INSTRUCTIONS TO FOLLOW » The entire listing that follows must be repeated exactly, pictures excluded.

***

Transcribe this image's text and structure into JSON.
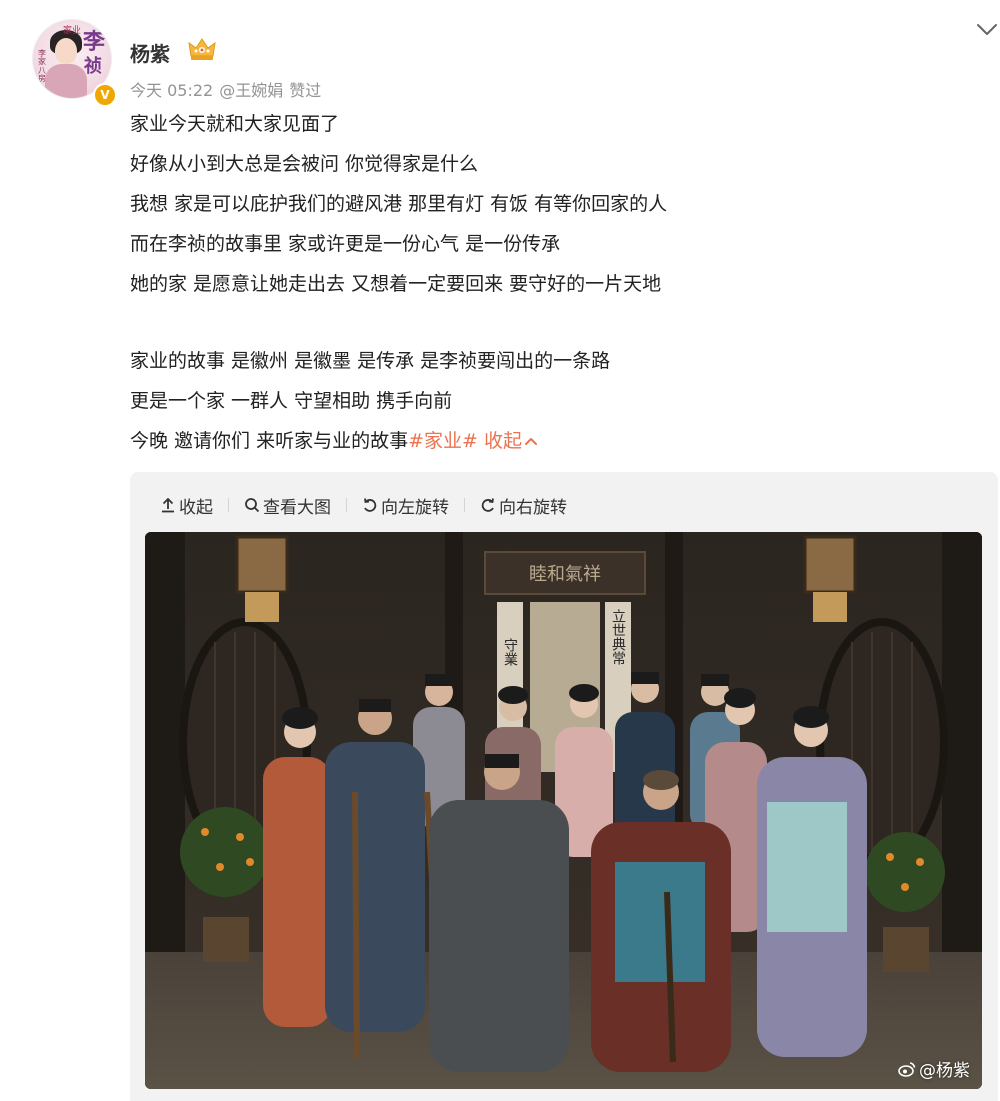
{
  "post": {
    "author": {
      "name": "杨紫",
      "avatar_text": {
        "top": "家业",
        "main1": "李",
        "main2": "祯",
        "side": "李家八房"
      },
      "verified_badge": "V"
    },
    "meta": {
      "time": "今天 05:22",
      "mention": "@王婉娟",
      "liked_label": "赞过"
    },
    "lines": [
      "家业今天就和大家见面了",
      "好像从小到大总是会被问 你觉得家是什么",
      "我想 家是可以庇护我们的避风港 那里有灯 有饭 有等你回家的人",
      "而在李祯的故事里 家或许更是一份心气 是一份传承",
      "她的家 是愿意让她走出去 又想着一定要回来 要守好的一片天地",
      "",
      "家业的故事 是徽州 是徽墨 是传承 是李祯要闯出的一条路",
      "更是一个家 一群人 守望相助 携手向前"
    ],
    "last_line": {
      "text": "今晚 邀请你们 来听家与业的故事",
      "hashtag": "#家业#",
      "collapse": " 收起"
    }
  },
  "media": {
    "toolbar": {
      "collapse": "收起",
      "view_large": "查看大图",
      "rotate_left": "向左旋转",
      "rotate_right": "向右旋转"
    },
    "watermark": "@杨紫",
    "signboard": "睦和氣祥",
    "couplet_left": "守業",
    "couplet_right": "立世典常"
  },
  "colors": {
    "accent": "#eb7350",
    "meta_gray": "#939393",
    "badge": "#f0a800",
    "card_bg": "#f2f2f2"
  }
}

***

ANSWER SPACE »
Transcribe this image's text and structure into JSON.
{
  "post": {
    "author": {
      "name": "杨紫",
      "avatar_text": {
        "top": "家业",
        "main1": "李",
        "main2": "祯",
        "side": "李家八房"
      },
      "verified_badge": "V"
    },
    "meta": {
      "time": "今天 05:22",
      "mention": "@王婉娟",
      "liked_label": "赞过"
    },
    "lines": [
      "家业今天就和大家见面了",
      "好像从小到大总是会被问 你觉得家是什么",
      "我想 家是可以庇护我们的避风港 那里有灯 有饭 有等你回家的人",
      "而在李祯的故事里 家或许更是一份心气 是一份传承",
      "她的家 是愿意让她走出去 又想着一定要回来 要守好的一片天地",
      "",
      "家业的故事 是徽州 是徽墨 是传承 是李祯要闯出的一条路",
      "更是一个家 一群人 守望相助 携手向前"
    ],
    "last_line": {
      "text": "今晚 邀请你们 来听家与业的故事",
      "hashtag": "#家业#",
      "collapse": " 收起"
    }
  },
  "media": {
    "toolbar": {
      "collapse": "收起",
      "view_large": "查看大图",
      "rotate_left": "向左旋转",
      "rotate_right": "向右旋转"
    },
    "watermark": "@杨紫",
    "signboard": "睦和氣祥",
    "couplet_left": "守業",
    "couplet_right": "立世典常"
  },
  "colors": {
    "accent": "#eb7350",
    "meta_gray": "#939393",
    "badge": "#f0a800",
    "card_bg": "#f2f2f2"
  }
}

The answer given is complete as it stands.